1944 Mark II Universal Carrier
Fielded primarily by the British Commonwealth armies, the universal carrier was also commonly known in its various models as the Bren Gun Carrier, and was developed by the British Army. This particular Universal Carrier was built in Windsor, Canada and is one of approximately 30,000 plus such vehicles produced by Ford of Canada from 1941-44. The Universal Carrier was produced in Australia, Canada, New Zealand, the United Kingdom and the United States. With approximately 113,000 manufactured in total throughout the World during the War, the Universal Carrier was not only the Second World War's most widely produced armored vehicle but also the most widely produced armored vehicle in history.
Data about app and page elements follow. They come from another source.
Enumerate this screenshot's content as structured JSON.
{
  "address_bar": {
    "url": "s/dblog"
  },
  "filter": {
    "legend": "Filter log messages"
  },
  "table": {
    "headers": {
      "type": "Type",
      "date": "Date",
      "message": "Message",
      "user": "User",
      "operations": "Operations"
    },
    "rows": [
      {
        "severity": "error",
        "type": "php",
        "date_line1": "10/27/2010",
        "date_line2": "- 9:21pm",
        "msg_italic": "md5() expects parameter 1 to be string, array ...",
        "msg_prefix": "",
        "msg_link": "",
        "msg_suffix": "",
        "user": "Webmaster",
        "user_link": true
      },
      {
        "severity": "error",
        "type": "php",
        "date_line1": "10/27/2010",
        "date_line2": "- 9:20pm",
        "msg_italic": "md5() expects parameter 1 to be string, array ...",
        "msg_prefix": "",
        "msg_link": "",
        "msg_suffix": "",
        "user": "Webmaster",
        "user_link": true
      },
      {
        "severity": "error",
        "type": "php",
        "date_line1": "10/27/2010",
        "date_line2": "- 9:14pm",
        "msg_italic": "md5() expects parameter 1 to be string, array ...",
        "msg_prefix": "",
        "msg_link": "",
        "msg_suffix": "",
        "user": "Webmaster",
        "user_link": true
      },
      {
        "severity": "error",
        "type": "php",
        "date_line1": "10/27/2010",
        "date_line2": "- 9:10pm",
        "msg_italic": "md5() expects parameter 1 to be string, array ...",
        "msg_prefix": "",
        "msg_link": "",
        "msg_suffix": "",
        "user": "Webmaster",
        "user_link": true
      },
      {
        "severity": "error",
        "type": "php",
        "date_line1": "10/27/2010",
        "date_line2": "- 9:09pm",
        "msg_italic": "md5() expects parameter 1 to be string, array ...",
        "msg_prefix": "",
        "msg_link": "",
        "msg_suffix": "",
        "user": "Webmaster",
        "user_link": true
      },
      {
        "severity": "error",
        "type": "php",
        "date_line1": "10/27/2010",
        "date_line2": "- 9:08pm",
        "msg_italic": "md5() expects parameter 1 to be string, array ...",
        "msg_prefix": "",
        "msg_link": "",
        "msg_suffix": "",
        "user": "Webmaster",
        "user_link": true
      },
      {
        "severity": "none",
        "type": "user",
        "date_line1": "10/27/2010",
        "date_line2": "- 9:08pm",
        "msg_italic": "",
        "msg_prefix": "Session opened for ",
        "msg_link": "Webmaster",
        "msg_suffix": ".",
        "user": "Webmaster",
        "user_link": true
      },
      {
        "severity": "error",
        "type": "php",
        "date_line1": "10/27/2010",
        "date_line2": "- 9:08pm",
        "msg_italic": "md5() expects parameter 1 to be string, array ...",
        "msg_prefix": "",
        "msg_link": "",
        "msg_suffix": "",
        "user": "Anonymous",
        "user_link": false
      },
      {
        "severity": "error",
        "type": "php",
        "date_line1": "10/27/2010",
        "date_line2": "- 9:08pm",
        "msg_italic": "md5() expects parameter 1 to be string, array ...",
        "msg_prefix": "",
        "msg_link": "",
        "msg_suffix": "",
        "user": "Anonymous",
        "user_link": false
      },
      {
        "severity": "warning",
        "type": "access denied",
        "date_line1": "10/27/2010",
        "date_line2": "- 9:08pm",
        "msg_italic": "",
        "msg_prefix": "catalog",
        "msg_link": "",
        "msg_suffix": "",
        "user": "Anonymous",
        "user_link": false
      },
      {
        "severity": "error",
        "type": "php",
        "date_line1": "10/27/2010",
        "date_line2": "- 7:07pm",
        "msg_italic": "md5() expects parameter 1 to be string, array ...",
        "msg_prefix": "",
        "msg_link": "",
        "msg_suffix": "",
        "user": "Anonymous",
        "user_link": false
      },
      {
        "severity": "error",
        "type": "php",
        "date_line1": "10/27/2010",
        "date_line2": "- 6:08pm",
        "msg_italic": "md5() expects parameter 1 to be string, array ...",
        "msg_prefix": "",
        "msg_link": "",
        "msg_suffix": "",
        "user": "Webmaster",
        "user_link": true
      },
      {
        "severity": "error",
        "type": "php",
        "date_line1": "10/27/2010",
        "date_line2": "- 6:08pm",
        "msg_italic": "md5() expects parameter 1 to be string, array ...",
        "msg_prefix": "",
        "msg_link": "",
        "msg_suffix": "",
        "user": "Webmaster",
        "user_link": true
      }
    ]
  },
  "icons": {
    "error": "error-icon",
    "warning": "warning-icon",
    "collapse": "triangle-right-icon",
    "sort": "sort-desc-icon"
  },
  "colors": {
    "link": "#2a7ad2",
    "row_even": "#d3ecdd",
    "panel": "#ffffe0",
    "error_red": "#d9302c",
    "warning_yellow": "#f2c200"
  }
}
The Universal Carrier normally had a crew of 2-3 and was primarily used as a light material transport, flamethrower or machine gun carrier
(note the Bren Gun projecting from the firing port on this example), mortar carrier, for towing light anti-tank guns, or for use as an artillery observation vehicle. The Universal Carrier however was also pressed into service for a number of other roles, and was one of the most versatile vehicles deployed during the War. The thin armor was the vehicle's primary drawback; as the armor could only stop rifle or light machine gun fire. The vehicle was also at risk from mortar or artillery fire, and, given its light under armor, was particularly vulnerable to mines. Nevertheless, the Universal Carrier would be regularly used by many of the world's armies even well into the 1960's.
Picture Courtesy of Steven Mercatante